(As you can see in the advanced manual page 8.1ff there is no panning option espacially for the looper.
The solution is to aleady record panned.
Gernerally the looper can be placed at the first or last position. To record the complete panned sound you must place the looper at the last position.
Now that your playing has been recorded by the looper you can change your preset or edit the sound (change panning), because the looper itself is undependent.
- Set the looper at last position.
- Make a preset panned hard left.
- Record with your looper.
- Change the preset or edit preset panned hard right.
- Playback the looper and start playing yourself.)
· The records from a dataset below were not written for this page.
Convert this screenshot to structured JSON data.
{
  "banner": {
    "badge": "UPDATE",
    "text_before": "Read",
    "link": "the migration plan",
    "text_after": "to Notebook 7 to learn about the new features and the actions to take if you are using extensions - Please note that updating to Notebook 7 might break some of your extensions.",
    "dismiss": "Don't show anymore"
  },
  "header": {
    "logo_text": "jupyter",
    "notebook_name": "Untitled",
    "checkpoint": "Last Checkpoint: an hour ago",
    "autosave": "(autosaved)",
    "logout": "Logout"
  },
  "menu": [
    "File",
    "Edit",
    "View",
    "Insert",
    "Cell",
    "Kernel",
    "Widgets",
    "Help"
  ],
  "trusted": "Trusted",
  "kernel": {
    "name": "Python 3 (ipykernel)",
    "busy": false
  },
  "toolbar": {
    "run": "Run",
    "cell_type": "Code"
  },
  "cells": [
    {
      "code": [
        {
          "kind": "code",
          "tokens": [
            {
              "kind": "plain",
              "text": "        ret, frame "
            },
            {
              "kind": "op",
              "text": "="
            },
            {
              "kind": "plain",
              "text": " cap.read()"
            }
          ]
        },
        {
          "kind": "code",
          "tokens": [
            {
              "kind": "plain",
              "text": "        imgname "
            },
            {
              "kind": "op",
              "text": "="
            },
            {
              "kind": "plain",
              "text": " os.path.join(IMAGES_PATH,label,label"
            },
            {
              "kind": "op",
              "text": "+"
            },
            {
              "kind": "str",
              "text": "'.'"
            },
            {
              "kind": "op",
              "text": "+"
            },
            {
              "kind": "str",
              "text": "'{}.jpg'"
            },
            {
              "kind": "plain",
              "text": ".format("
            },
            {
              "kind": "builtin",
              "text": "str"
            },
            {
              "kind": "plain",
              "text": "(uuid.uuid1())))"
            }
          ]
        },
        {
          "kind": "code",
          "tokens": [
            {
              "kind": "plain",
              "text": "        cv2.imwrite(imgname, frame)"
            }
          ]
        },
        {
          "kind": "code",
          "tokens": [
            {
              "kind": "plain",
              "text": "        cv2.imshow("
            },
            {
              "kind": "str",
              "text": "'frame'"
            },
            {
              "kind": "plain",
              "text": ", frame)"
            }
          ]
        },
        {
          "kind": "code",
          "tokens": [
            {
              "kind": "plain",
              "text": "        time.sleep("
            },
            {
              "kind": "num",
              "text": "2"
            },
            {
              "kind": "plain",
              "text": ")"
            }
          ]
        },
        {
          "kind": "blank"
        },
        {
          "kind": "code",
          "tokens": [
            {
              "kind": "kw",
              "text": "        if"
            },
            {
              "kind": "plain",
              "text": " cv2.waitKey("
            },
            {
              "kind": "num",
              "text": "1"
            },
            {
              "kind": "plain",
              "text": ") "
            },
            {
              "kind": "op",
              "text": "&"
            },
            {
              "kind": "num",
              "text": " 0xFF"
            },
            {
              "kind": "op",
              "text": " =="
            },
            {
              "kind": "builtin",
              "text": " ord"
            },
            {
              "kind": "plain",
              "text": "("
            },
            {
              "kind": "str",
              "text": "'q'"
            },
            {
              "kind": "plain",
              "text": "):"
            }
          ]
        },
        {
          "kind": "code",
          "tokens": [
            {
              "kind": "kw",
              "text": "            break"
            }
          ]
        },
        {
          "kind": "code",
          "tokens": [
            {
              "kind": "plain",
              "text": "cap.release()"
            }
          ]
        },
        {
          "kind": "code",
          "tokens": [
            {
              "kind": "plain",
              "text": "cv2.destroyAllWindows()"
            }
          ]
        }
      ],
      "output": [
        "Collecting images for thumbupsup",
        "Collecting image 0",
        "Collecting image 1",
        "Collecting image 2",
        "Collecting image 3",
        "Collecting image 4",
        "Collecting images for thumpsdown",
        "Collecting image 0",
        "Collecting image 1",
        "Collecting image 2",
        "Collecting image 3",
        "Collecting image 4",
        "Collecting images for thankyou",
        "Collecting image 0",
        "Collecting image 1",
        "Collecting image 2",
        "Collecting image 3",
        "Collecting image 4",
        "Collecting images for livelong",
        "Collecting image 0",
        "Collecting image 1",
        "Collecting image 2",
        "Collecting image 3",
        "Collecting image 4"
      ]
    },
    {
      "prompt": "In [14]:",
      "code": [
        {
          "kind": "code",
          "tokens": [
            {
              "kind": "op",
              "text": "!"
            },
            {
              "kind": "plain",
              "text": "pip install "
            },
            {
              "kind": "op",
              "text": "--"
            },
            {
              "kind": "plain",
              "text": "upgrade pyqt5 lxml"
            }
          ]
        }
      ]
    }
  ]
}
Sorry - my answer is not correct. I haven't tried it before. This idea came just out of my head.
This isn't correct. If you put the looper last in the chain, it will always sum what's coming into it and output it as a dual mono signal. So any panning you have in your tones will disappear. There's not really a good way to pan the looper. You can do some sort of separation by using the FX loop block cleverly, but it's not a very good solution because it requires modifying every patch that you want to use it in.
Thanks for the replies. Really gives me a thing or two to think about. Anyway, I played around with the looper today and it seems that I don't get the right volume of when I play a riff, and when the looper records it. It's too soft. Is my Volume setting the culprit since it's on 100%? My Master Volume is on 50%.
Question, what does POST or PRE actually mean?
Many thanks again!
Placing the Looper in PRE postion means the looper will record the dry, unprocessed tone directly from the inputs. The recording is done before the amp/fx are applied to the incoming signal. This is useful when you want to experiment with different presets while playing back the looped recording of the dry signal. You can test out different amps/fx instantaneously without having to play the guitar.
Placing the Looper in POST position means that the looper will record the fully processed signal - all amp/fx in the preset are applied to the recording. This is useful when you want to, for instance, play a lead solo on top of playback of a processed rhythm guitar recording.